[Data records for software interfaces]
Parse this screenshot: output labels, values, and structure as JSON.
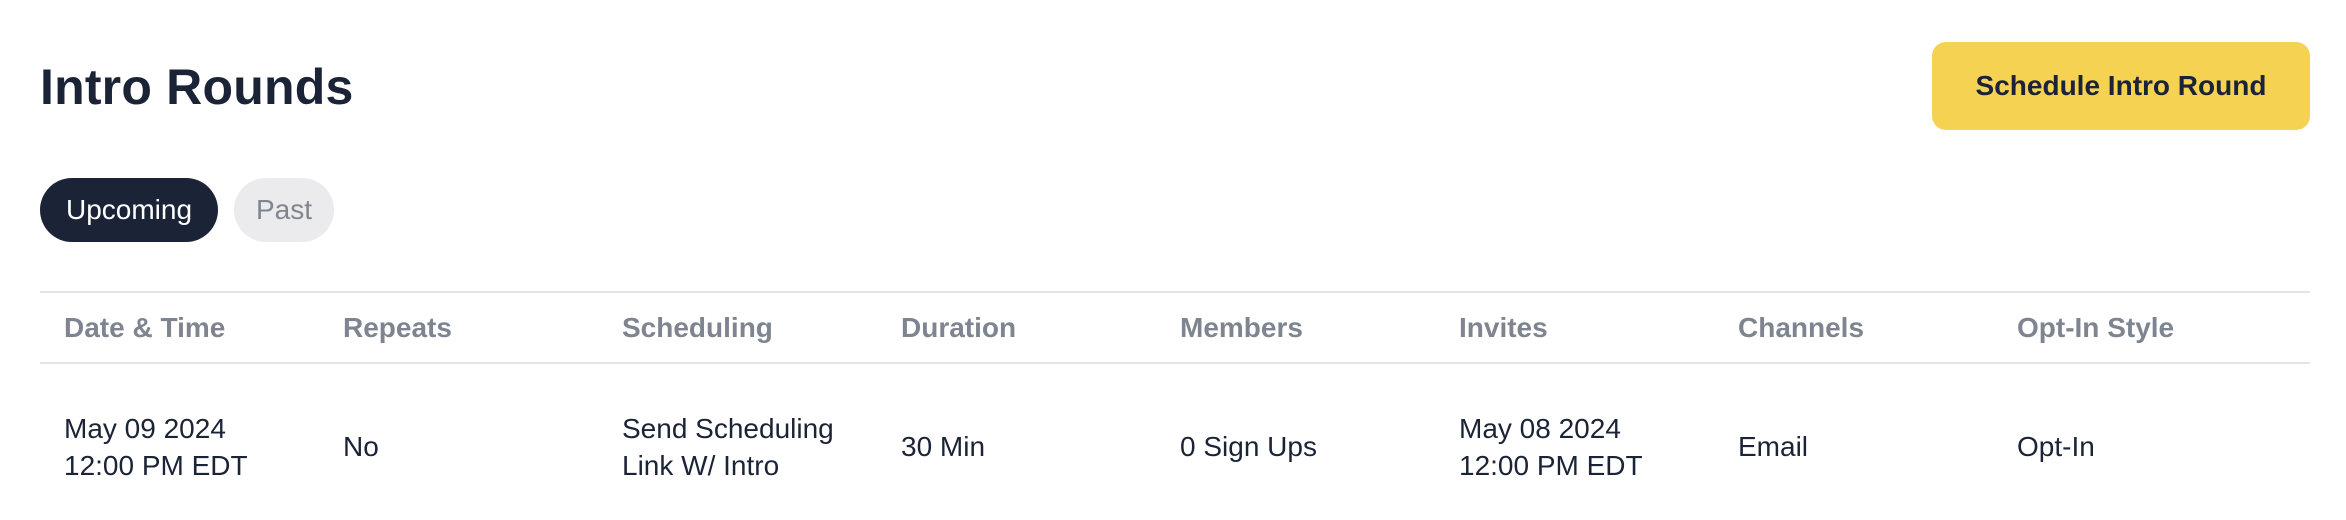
{
  "header": {
    "title": "Intro Rounds",
    "schedule_button_label": "Schedule Intro Round"
  },
  "tabs": [
    {
      "label": "Upcoming",
      "active": true
    },
    {
      "label": "Past",
      "active": false
    }
  ],
  "table": {
    "columns": [
      "Date & Time",
      "Repeats",
      "Scheduling",
      "Duration",
      "Members",
      "Invites",
      "Channels",
      "Opt-In Style"
    ],
    "rows": [
      {
        "date_line1": "May 09 2024",
        "date_line2": "12:00 PM EDT",
        "repeats": "No",
        "scheduling_line1": "Send Scheduling",
        "scheduling_line2": "Link W/ Intro",
        "duration": "30 Min",
        "members": "0 Sign Ups",
        "invites_line1": "May 08 2024",
        "invites_line2": "12:00 PM EDT",
        "channels": "Email",
        "opt_in_style": "Opt-In"
      }
    ]
  },
  "colors": {
    "accent_button": "#f6d252",
    "active_tab": "#1b2336",
    "inactive_tab": "#ebebed",
    "header_text": "#7f8590",
    "divider": "#e3e4e7"
  }
}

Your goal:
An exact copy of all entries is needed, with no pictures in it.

Response box:
Parse this screenshot: output labels, values, and structure as JSON.
{
  "header": {
    "title": "Intro Rounds",
    "schedule_button_label": "Schedule Intro Round"
  },
  "tabs": [
    {
      "label": "Upcoming",
      "active": true
    },
    {
      "label": "Past",
      "active": false
    }
  ],
  "table": {
    "columns": [
      "Date & Time",
      "Repeats",
      "Scheduling",
      "Duration",
      "Members",
      "Invites",
      "Channels",
      "Opt-In Style"
    ],
    "rows": [
      {
        "date_line1": "May 09 2024",
        "date_line2": "12:00 PM EDT",
        "repeats": "No",
        "scheduling_line1": "Send Scheduling",
        "scheduling_line2": "Link W/ Intro",
        "duration": "30 Min",
        "members": "0 Sign Ups",
        "invites_line1": "May 08 2024",
        "invites_line2": "12:00 PM EDT",
        "channels": "Email",
        "opt_in_style": "Opt-In"
      }
    ]
  },
  "colors": {
    "accent_button": "#f6d252",
    "active_tab": "#1b2336",
    "inactive_tab": "#ebebed",
    "header_text": "#7f8590",
    "divider": "#e3e4e7"
  }
}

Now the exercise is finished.